Heres what I want to know. should i be worried? How bad could it be? Anyone else had problems with theirs? I appreciate all the help in advance.

I understand your anxiety, but I really wouldn't get too worked up over this. Even if this thyroid lesion is malignant, most thyroid cancers are treatable and have a good prognosis. Most thyroid lesions are benign and are related to funtional problems or autoimmune disorders.

If you were my patient, the following three things would happen:

1. Lab tests -- determine your overall thyroid function status with bloodwork. Is your thyroid overproducing, underproducing, or functioning "normally." There are other relatively important lab tests to check for autoimmune problems that I draw at the same time.

2. Evaluate the lesion with ultrasound and thyroid uptake scan. The ultrasound characterizes the lesion -- solid / fluid / complex / etc. The uptake scan shows the activity of the lesion in comparsion to the surrounding thyroid.

3. Biopsy with at least a fine needle aspiration -- passing a small needle into the lesion to collect cell samples for a pathologist to analyze. If I can feel the lesion, I do this in the office. I use ultrasound guidance if it can't be readily palpated.

This data by and large can tell me what the exact problem is -- and does this problem need medical or surgical treatment.

Surgery is generally advised for the following:

1. Malignant lesions
2. Compressive symptoms from a large mass
3. Contraindications to medical therapy -- i.e. radioactive ablation treatment for graves disease in a young female who is pregnant / may become pregnant.

Thyroidectomy / hemithyroidectomy is one of my favorite procedures. I use a really cool instrument called a harmonic scalpel -- specifically the harmonic focus -- to remove the gland. Most patients go home in a day or two. The incision is usually hidden in a skin line on neck, and is almost invisable at six months.

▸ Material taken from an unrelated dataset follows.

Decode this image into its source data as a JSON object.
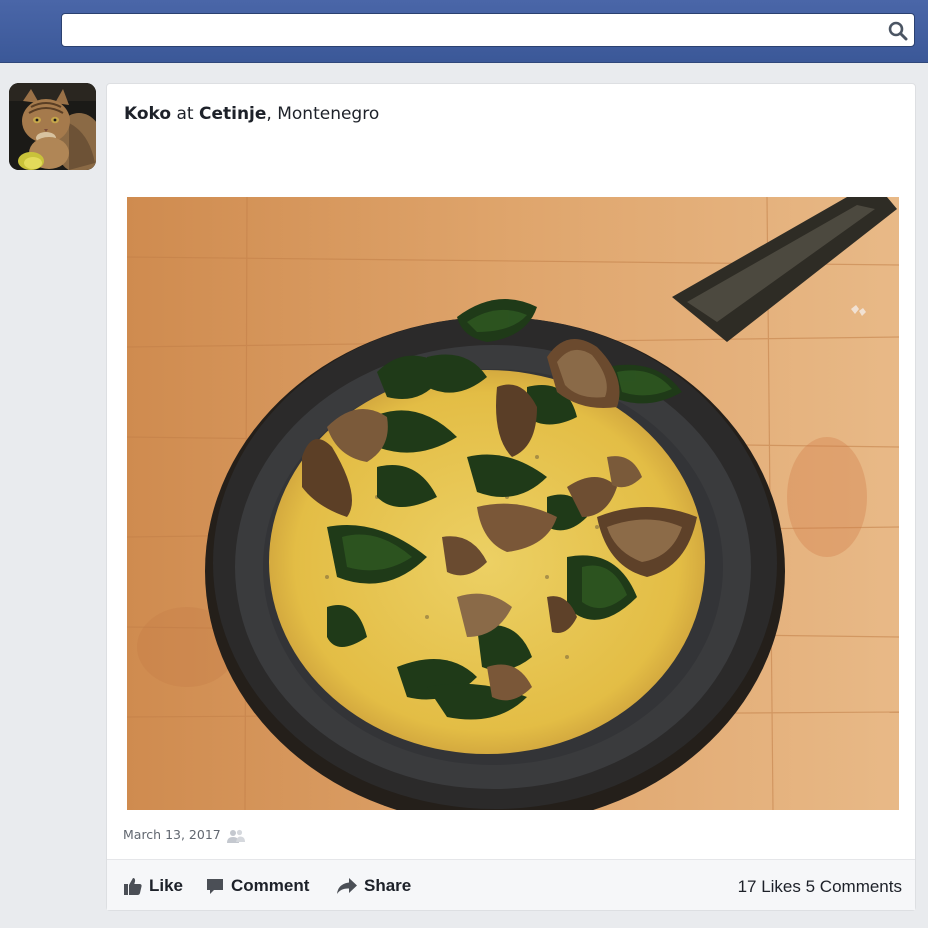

Hope this helps. Give me a pm with specifics if you have a question and I'll try to help.

Dr. Broncenstein
12-24-2009, 09:04 AM
UPDATE: Went to Dr. today. He said it is 4.5 cm dominate nodule. He set me up for a ultrasound guided biopsy on 1-11-09. Guess he wont know if its cancerous till then. On the thyroid scan it showed it was working at 19%. I guess a thyroid is supposed to produce or work at a level of 10 to 35 percent? is that right? Anywhos, I will keep you all updated and thanks again.

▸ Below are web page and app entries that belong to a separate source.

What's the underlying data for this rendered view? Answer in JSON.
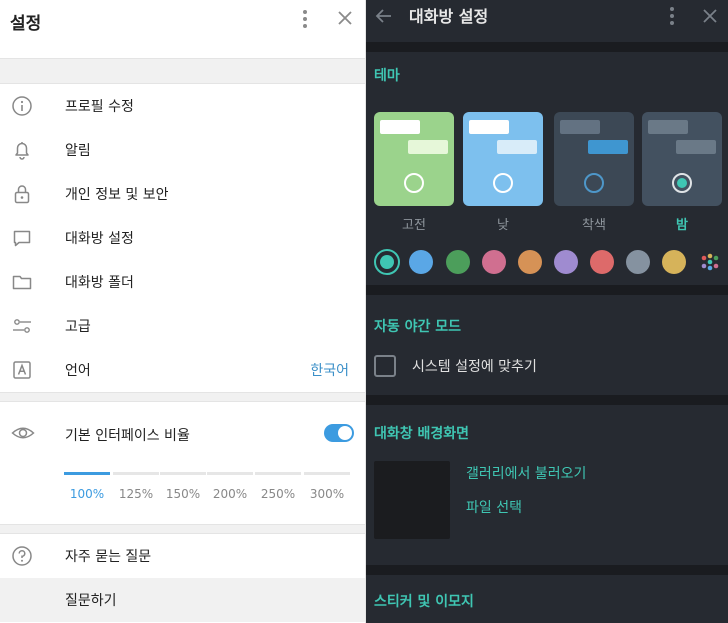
{
  "left": {
    "title": "설정",
    "menu": [
      {
        "id": "profile",
        "label": "프로필 수정",
        "icon": "info-icon"
      },
      {
        "id": "notifications",
        "label": "알림",
        "icon": "bell-icon"
      },
      {
        "id": "privacy",
        "label": "개인 정보 및 보안",
        "icon": "lock-icon"
      },
      {
        "id": "chat-settings",
        "label": "대화방 설정",
        "icon": "chat-bubble-icon"
      },
      {
        "id": "chat-folders",
        "label": "대화방 폴더",
        "icon": "folder-icon"
      },
      {
        "id": "advanced",
        "label": "고급",
        "icon": "sliders-icon"
      },
      {
        "id": "language",
        "label": "언어",
        "icon": "language-icon",
        "value": "한국어"
      }
    ],
    "scale": {
      "label": "기본 인터페이스 비율",
      "enabled": true,
      "options": [
        "100%",
        "125%",
        "150%",
        "200%",
        "250%",
        "300%"
      ],
      "selected": "100%"
    },
    "help": [
      {
        "id": "faq",
        "label": "자주 묻는 질문",
        "icon": "question-icon"
      },
      {
        "id": "ask",
        "label": "질문하기"
      }
    ]
  },
  "right": {
    "title": "대화방 설정",
    "theme": {
      "title": "테마",
      "options": [
        {
          "label": "고전",
          "bg": "#9bd38c",
          "bub1": "#ffffff",
          "bub2": "#e6f7d9",
          "selected": false
        },
        {
          "label": "낮",
          "bg": "#7dc0ee",
          "bub1": "#ffffff",
          "bub2": "#d8ecf9",
          "selected": false
        },
        {
          "label": "착색",
          "bg": "#3c4855",
          "bub1": "#637282",
          "bub2": "#3f96d0",
          "selected": false
        },
        {
          "label": "밤",
          "bg": "#435160",
          "bub1": "#6a7987",
          "bub2": "#6a7987",
          "selected": true
        }
      ],
      "accents": [
        "#3fc6b3",
        "#5aa7e6",
        "#4c9e5b",
        "#d06f90",
        "#d69256",
        "#9f8bd0",
        "#dd6a6a",
        "#8592a0",
        "#d6b35a",
        "multi"
      ]
    },
    "night_mode": {
      "title": "자동 야간 모드",
      "checkbox_label": "시스템 설정에 맞추기",
      "checked": false
    },
    "background": {
      "title": "대화창 배경화면",
      "gallery": "갤러리에서 불러오기",
      "file": "파일 선택"
    },
    "stickers": {
      "title": "스티커 및 이모지"
    }
  }
}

Sounds like he's got you on the right track. Good luck.

BABronco
12-24-2009, 12:54 PM
Don't have any advice but I'd like to say good luck.

Ramathorn
12-25-2009, 05:06 AM
The reassuring thing was that he said if he HAD to have cancer and was given a choice of what kind, he would choose thryoid cancer because it has a 97% cure rate. Good news.

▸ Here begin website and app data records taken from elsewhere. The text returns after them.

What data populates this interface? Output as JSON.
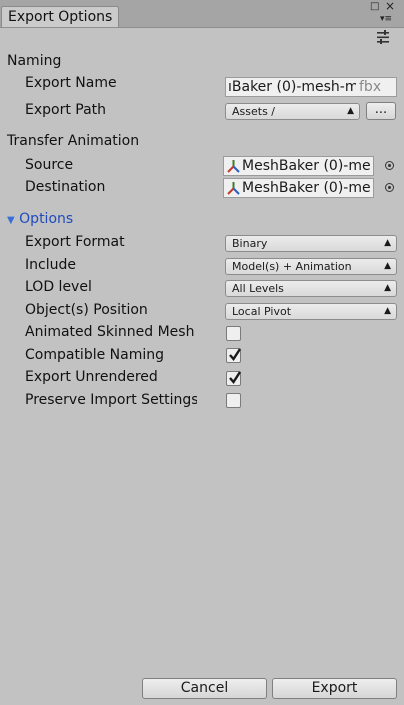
{
  "window": {
    "tab_title": "Export Options"
  },
  "naming": {
    "section_label": "Naming",
    "export_name_label": "Export Name",
    "export_name_value": "ıBaker (0)-mesh-m",
    "export_name_suffix": "fbx",
    "export_path_label": "Export Path",
    "export_path_value": "Assets /",
    "browse_label": "..."
  },
  "transfer": {
    "section_label": "Transfer Animation",
    "source_label": "Source",
    "source_value": "MeshBaker (0)-me",
    "destination_label": "Destination",
    "destination_value": "MeshBaker (0)-me"
  },
  "options": {
    "foldout_label": "Options",
    "export_format_label": "Export Format",
    "export_format_value": "Binary",
    "include_label": "Include",
    "include_value": "Model(s) + Animation",
    "lod_label": "LOD level",
    "lod_value": "All Levels",
    "position_label": "Object(s) Position",
    "position_value": "Local Pivot",
    "checkboxes": [
      {
        "label": "Animated Skinned Mesh",
        "checked": false
      },
      {
        "label": "Compatible Naming",
        "checked": true
      },
      {
        "label": "Export Unrendered",
        "checked": true
      },
      {
        "label": "Preserve Import Settings",
        "checked": false
      }
    ]
  },
  "footer": {
    "cancel_label": "Cancel",
    "export_label": "Export"
  }
}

Pick Six
12-25-2009, 07:47 AM
The reassuring thing was that he said if he HAD to have cancer and was given a choice of what kind, he would choose thryoid cancer because it has a 97% cure rate. Good news.

Absolutely. Thyroid cancer is very easy to lick, compared to other forms...

Ramathorn
01-11-2010, 04:03 PM
UPDATE:: I am stoked!! I just came back from hospital. Was suppose to have ultrasound biopsy done today. Got there and I told the xray lady that I think it has gone down in size. She did her ultrasound on it and agreed. She went and told Dr. Hensley (he does the biopsy) and he said he needed to consult with the specialist (Dr. Randolph, who send me for the biopsy) to see if we should continue with biopsy or not.

Then Dr. hensley came in and said Dr. Randolph said not to do the biopsy since it went down from 4.5 cm to 3.6 cm and the ultrasound shows it is mostly flui d. I just have to go back and see dr. randolph in a month for a check up. I AM SO RELEIVED!!
Thanks everyone for the well wishes.